The overall aim of this weekend is to bring together textiles students from across the UK and further afield to focus on practice, critical thinking, a critical evaluation and the impact on the standards of student work. Join OCA tutors Rebecca Fairley and Neil Musson in Bristol on the 9 and 10.
Writing about works of art can be tricky, especially if you’re trying to build up a body of knowledge from a standing start as well as link it — perhaps at the repeated behest of your tutor — to work that you’ve made. Finding a way to turn the experience of looking at something into meaningful text isn’t easy, but developing a way of clearly writing about the visual is an important skill to acquire when studying art.
We all use – and therefore copy – artworks to illustrate our own research, but as we have seen taking and using these images is complicated. In this post I am using the primary source of artworks – galleries – as a case study to examine the post-digital shift in how copyright is thought of and applied.

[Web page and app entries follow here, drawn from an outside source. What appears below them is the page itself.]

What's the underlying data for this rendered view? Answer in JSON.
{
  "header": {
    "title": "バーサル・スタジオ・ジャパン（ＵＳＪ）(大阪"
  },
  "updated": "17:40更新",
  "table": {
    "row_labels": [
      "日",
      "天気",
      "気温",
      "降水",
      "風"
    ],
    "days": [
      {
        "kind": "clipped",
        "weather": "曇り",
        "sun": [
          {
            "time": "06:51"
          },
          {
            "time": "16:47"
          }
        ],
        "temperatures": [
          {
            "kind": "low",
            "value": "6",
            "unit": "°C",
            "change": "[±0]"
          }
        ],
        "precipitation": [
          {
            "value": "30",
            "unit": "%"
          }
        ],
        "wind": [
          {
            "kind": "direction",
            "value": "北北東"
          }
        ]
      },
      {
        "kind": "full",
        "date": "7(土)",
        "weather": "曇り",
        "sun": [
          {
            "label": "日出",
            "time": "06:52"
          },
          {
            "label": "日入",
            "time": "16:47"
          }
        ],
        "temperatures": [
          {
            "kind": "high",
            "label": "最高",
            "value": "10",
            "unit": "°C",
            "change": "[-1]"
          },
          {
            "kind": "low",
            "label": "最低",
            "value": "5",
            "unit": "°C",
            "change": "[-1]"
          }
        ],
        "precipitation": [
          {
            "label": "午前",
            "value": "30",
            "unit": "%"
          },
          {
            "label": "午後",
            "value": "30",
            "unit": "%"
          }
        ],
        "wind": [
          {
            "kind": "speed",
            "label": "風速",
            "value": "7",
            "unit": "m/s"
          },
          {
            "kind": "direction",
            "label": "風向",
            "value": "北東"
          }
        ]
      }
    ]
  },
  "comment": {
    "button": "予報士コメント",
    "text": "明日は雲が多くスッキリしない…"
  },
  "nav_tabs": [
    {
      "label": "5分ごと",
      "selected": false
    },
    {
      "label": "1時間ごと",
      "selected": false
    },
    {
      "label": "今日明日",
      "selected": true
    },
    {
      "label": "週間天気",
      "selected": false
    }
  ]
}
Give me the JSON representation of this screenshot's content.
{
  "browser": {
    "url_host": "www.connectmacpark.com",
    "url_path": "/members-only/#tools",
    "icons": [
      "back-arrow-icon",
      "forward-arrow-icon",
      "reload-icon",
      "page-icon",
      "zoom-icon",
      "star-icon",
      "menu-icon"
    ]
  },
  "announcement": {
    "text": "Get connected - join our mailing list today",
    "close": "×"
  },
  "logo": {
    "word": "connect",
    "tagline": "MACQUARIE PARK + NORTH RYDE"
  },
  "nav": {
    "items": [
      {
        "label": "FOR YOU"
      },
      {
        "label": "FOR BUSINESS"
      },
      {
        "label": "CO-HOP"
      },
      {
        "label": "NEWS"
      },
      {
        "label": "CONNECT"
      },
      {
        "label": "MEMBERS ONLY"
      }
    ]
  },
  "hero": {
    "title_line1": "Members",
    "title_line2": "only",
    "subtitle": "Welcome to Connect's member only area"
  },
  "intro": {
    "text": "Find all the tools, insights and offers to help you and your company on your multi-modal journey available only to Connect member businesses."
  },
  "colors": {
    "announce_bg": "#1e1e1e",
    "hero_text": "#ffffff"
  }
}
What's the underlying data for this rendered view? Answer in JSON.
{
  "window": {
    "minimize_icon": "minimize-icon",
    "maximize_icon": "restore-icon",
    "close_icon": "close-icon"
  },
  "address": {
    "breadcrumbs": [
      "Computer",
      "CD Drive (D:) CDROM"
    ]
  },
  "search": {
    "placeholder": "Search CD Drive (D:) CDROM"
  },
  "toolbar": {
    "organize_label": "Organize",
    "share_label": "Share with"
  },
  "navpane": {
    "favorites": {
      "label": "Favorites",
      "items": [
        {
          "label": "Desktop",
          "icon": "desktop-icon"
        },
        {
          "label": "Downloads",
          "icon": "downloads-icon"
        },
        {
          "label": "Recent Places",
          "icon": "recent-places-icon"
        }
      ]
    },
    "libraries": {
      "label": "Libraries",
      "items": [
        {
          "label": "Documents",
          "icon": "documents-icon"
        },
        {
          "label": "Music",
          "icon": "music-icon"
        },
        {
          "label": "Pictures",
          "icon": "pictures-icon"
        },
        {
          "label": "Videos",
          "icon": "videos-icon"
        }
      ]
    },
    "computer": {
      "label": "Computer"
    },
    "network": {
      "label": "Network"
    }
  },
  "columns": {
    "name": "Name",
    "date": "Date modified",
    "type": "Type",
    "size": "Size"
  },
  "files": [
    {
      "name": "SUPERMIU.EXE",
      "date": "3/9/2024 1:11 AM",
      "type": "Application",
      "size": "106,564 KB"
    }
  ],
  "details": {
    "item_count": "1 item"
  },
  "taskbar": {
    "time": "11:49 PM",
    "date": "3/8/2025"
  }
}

Thea Anning’s creative journey finding hidden gems through ‘Everyday’ experiences. The Tate Modern has just launched the first major exhibition of Anni Albers’ life…
…and as part of this we asked OCA programme leaders to share some important practitioners to point students towards and remember artists and events in the history of the African diaspora. This is list is just the beginning of a longer one we hope, please add to it in the comments below.
The UK publishing industry has not moved fast enough to reflect our current society. And when you’re talking about children’s fiction, it’s particularly white.
The question of copyright is one that has recently perplexed the student forum: a tangle of legal, moral and financial issues. Creative talent occupies quite a rare position in society, one deemed worthy of automatic protection against duplication and exploitation. In a series of blog posts I will attempt to clarify three related issues: the capture of images that may infringe copyright, the use of other people’s images as illustrations and the appropriation and altering of artworks to produce ‘new’ work.
Come and see what you can be part of!
On a very busy Saturday in Cambridge five students and I visited several locations to see work in a variety of contexts.
Join Music Programme Leader Carla Rees and fellow music students for a series of informal web chats from your own home.
I decided to be a night owl, because a lot of the time I’m on my phone when the football’s on and it’s just something else to do while my partner is watching that. I thought if I put that away then I could do something else more productive. I thought I’d be good at it!
October is Black History Month and I am not black. And as far as I know, the OCA has no black Creative Writing Tutors. So how do we write about Black History Month?